◆ **Task goal**:
Write down the whole listing below again without changing a word.

◆ **Records for this exercise**:

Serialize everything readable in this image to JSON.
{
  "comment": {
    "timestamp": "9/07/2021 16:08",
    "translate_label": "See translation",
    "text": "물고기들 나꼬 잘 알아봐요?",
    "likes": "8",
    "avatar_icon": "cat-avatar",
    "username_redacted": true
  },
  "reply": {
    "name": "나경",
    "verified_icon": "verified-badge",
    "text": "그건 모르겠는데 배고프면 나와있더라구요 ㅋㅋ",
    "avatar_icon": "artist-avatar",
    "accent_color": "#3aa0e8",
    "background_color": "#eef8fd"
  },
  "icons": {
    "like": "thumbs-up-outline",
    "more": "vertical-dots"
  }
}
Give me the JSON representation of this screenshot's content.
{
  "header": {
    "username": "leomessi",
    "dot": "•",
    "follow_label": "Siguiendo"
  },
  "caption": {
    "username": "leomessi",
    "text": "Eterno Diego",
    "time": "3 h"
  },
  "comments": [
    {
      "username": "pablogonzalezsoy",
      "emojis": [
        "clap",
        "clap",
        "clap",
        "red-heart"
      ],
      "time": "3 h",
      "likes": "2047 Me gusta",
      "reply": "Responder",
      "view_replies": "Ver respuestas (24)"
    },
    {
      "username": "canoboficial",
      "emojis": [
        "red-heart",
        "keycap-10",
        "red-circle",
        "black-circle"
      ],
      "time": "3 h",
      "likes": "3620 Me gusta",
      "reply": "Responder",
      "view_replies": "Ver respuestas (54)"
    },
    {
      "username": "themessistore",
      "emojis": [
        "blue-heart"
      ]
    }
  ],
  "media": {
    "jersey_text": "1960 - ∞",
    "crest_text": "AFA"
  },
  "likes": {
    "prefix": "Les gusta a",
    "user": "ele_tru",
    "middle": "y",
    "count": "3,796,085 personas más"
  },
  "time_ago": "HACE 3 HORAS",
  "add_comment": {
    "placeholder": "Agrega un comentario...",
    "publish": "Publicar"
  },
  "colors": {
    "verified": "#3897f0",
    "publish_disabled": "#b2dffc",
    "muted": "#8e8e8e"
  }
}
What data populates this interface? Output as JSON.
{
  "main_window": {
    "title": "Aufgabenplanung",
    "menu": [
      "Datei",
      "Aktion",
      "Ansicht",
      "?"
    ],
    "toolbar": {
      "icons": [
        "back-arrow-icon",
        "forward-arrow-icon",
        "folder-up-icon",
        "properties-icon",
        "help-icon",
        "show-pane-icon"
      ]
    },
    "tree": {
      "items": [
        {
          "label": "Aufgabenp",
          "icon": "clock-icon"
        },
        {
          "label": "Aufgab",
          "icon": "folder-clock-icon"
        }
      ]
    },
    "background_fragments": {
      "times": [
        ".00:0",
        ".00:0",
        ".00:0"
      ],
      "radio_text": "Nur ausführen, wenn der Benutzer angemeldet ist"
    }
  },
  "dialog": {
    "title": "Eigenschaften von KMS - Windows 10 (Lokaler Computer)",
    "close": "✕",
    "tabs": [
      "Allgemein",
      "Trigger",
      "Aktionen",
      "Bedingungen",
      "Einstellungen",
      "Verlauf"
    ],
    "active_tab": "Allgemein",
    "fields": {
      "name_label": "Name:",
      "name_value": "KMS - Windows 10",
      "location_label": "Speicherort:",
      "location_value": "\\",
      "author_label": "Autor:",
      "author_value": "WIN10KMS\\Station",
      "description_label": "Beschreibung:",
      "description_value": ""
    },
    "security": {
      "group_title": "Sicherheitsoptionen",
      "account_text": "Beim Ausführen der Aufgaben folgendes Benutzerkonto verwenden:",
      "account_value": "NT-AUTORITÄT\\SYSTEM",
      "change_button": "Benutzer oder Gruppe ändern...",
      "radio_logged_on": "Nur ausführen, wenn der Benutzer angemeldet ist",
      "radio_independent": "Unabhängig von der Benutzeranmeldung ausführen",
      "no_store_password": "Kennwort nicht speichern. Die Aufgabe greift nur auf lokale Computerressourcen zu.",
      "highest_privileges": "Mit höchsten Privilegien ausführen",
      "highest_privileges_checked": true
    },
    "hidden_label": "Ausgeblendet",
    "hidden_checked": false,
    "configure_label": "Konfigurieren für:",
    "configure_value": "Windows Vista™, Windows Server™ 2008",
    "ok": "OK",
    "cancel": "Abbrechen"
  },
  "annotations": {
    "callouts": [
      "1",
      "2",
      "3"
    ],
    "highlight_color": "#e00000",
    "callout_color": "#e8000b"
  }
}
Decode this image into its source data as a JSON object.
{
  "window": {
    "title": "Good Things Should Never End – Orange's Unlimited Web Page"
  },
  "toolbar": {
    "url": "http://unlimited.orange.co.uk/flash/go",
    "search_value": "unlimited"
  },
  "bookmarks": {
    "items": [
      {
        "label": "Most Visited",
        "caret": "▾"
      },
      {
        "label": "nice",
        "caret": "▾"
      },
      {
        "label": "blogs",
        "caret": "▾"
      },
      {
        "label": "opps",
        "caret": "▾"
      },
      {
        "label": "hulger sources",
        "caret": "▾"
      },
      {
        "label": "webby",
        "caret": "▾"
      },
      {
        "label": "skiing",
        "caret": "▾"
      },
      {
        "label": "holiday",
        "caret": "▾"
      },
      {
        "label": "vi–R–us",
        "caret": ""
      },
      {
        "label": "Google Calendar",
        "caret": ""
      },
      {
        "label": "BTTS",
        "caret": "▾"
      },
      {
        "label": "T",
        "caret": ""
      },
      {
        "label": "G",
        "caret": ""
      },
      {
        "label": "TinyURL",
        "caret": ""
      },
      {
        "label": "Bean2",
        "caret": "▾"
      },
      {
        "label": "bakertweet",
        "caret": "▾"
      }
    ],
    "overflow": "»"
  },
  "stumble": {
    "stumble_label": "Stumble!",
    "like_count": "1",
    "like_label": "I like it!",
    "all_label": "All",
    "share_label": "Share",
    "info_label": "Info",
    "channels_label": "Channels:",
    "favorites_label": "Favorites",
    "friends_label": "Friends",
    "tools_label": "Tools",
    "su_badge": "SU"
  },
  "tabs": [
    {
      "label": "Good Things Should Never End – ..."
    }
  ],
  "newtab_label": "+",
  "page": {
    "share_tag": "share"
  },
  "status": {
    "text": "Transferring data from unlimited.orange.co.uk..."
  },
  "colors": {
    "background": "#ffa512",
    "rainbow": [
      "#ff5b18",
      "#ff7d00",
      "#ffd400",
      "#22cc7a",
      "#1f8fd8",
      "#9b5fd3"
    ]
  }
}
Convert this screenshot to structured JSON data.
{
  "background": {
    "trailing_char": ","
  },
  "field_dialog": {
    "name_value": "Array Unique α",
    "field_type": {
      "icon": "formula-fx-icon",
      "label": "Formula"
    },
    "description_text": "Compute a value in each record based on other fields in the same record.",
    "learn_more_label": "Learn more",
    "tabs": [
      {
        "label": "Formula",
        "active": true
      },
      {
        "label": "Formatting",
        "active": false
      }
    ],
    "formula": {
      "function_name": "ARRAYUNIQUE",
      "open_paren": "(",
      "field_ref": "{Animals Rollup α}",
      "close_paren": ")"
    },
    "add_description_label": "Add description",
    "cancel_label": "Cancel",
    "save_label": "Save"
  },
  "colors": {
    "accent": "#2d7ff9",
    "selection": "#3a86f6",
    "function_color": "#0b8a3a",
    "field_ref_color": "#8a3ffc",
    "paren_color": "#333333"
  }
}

◆ **Solution below**:
Serialize everything readable in this image to JSON.
{
  "comment": {
    "timestamp": "9/07/2021 16:08",
    "translate_label": "See translation",
    "text": "물고기들 나꼬 잘 알아봐요?",
    "likes": "8",
    "avatar_icon": "cat-avatar",
    "username_redacted": true
  },
  "reply": {
    "name": "나경",
    "verified_icon": "verified-badge",
    "text": "그건 모르겠는데 배고프면 나와있더라구요 ㅋㅋ",
    "avatar_icon": "artist-avatar",
    "accent_color": "#3aa0e8",
    "background_color": "#eef8fd"
  },
  "icons": {
    "like": "thumbs-up-outline",
    "more": "vertical-dots"
  }
}
Give me the JSON representation of this screenshot's content.
{
  "header": {
    "username": "leomessi",
    "dot": "•",
    "follow_label": "Siguiendo"
  },
  "caption": {
    "username": "leomessi",
    "text": "Eterno Diego",
    "time": "3 h"
  },
  "comments": [
    {
      "username": "pablogonzalezsoy",
      "emojis": [
        "clap",
        "clap",
        "clap",
        "red-heart"
      ],
      "time": "3 h",
      "likes": "2047 Me gusta",
      "reply": "Responder",
      "view_replies": "Ver respuestas (24)"
    },
    {
      "username": "canoboficial",
      "emojis": [
        "red-heart",
        "keycap-10",
        "red-circle",
        "black-circle"
      ],
      "time": "3 h",
      "likes": "3620 Me gusta",
      "reply": "Responder",
      "view_replies": "Ver respuestas (54)"
    },
    {
      "username": "themessistore",
      "emojis": [
        "blue-heart"
      ]
    }
  ],
  "media": {
    "jersey_text": "1960 - ∞",
    "crest_text": "AFA"
  },
  "likes": {
    "prefix": "Les gusta a",
    "user": "ele_tru",
    "middle": "y",
    "count": "3,796,085 personas más"
  },
  "time_ago": "HACE 3 HORAS",
  "add_comment": {
    "placeholder": "Agrega un comentario...",
    "publish": "Publicar"
  },
  "colors": {
    "verified": "#3897f0",
    "publish_disabled": "#b2dffc",
    "muted": "#8e8e8e"
  }
}
What data populates this interface? Output as JSON.
{
  "main_window": {
    "title": "Aufgabenplanung",
    "menu": [
      "Datei",
      "Aktion",
      "Ansicht",
      "?"
    ],
    "toolbar": {
      "icons": [
        "back-arrow-icon",
        "forward-arrow-icon",
        "folder-up-icon",
        "properties-icon",
        "help-icon",
        "show-pane-icon"
      ]
    },
    "tree": {
      "items": [
        {
          "label": "Aufgabenp",
          "icon": "clock-icon"
        },
        {
          "label": "Aufgab",
          "icon": "folder-clock-icon"
        }
      ]
    },
    "background_fragments": {
      "times": [
        ".00:0",
        ".00:0",
        ".00:0"
      ],
      "radio_text": "Nur ausführen, wenn der Benutzer angemeldet ist"
    }
  },
  "dialog": {
    "title": "Eigenschaften von KMS - Windows 10 (Lokaler Computer)",
    "close": "✕",
    "tabs": [
      "Allgemein",
      "Trigger",
      "Aktionen",
      "Bedingungen",
      "Einstellungen",
      "Verlauf"
    ],
    "active_tab": "Allgemein",
    "fields": {
      "name_label": "Name:",
      "name_value": "KMS - Windows 10",
      "location_label": "Speicherort:",
      "location_value": "\\",
      "author_label": "Autor:",
      "author_value": "WIN10KMS\\Station",
      "description_label": "Beschreibung:",
      "description_value": ""
    },
    "security": {
      "group_title": "Sicherheitsoptionen",
      "account_text": "Beim Ausführen der Aufgaben folgendes Benutzerkonto verwenden:",
      "account_value": "NT-AUTORITÄT\\SYSTEM",
      "change_button": "Benutzer oder Gruppe ändern...",
      "radio_logged_on": "Nur ausführen, wenn der Benutzer angemeldet ist",
      "radio_independent": "Unabhängig von der Benutzeranmeldung ausführen",
      "no_store_password": "Kennwort nicht speichern. Die Aufgabe greift nur auf lokale Computerressourcen zu.",
      "highest_privileges": "Mit höchsten Privilegien ausführen",
      "highest_privileges_checked": true
    },
    "hidden_label": "Ausgeblendet",
    "hidden_checked": false,
    "configure_label": "Konfigurieren für:",
    "configure_value": "Windows Vista™, Windows Server™ 2008",
    "ok": "OK",
    "cancel": "Abbrechen"
  },
  "annotations": {
    "callouts": [
      "1",
      "2",
      "3"
    ],
    "highlight_color": "#e00000",
    "callout_color": "#e8000b"
  }
}
Decode this image into its source data as a JSON object.
{
  "window": {
    "title": "Good Things Should Never End – Orange's Unlimited Web Page"
  },
  "toolbar": {
    "url": "http://unlimited.orange.co.uk/flash/go",
    "search_value": "unlimited"
  },
  "bookmarks": {
    "items": [
      {
        "label": "Most Visited",
        "caret": "▾"
      },
      {
        "label": "nice",
        "caret": "▾"
      },
      {
        "label": "blogs",
        "caret": "▾"
      },
      {
        "label": "opps",
        "caret": "▾"
      },
      {
        "label": "hulger sources",
        "caret": "▾"
      },
      {
        "label": "webby",
        "caret": "▾"
      },
      {
        "label": "skiing",
        "caret": "▾"
      },
      {
        "label": "holiday",
        "caret": "▾"
      },
      {
        "label": "vi–R–us",
        "caret": ""
      },
      {
        "label": "Google Calendar",
        "caret": ""
      },
      {
        "label": "BTTS",
        "caret": "▾"
      },
      {
        "label": "T",
        "caret": ""
      },
      {
        "label": "G",
        "caret": ""
      },
      {
        "label": "TinyURL",
        "caret": ""
      },
      {
        "label": "Bean2",
        "caret": "▾"
      },
      {
        "label": "bakertweet",
        "caret": "▾"
      }
    ],
    "overflow": "»"
  },
  "stumble": {
    "stumble_label": "Stumble!",
    "like_count": "1",
    "like_label": "I like it!",
    "all_label": "All",
    "share_label": "Share",
    "info_label": "Info",
    "channels_label": "Channels:",
    "favorites_label": "Favorites",
    "friends_label": "Friends",
    "tools_label": "Tools",
    "su_badge": "SU"
  },
  "tabs": [
    {
      "label": "Good Things Should Never End – ..."
    }
  ],
  "newtab_label": "+",
  "page": {
    "share_tag": "share"
  },
  "status": {
    "text": "Transferring data from unlimited.orange.co.uk..."
  },
  "colors": {
    "background": "#ffa512",
    "rainbow": [
      "#ff5b18",
      "#ff7d00",
      "#ffd400",
      "#22cc7a",
      "#1f8fd8",
      "#9b5fd3"
    ]
  }
}
Convert this screenshot to structured JSON data.
{
  "background": {
    "trailing_char": ","
  },
  "field_dialog": {
    "name_value": "Array Unique α",
    "field_type": {
      "icon": "formula-fx-icon",
      "label": "Formula"
    },
    "description_text": "Compute a value in each record based on other fields in the same record.",
    "learn_more_label": "Learn more",
    "tabs": [
      {
        "label": "Formula",
        "active": true
      },
      {
        "label": "Formatting",
        "active": false
      }
    ],
    "formula": {
      "function_name": "ARRAYUNIQUE",
      "open_paren": "(",
      "field_ref": "{Animals Rollup α}",
      "close_paren": ")"
    },
    "add_description_label": "Add description",
    "cancel_label": "Cancel",
    "save_label": "Save"
  },
  "colors": {
    "accent": "#2d7ff9",
    "selection": "#3a86f6",
    "function_color": "#0b8a3a",
    "field_ref_color": "#8a3ffc",
    "paren_color": "#333333"
  }
}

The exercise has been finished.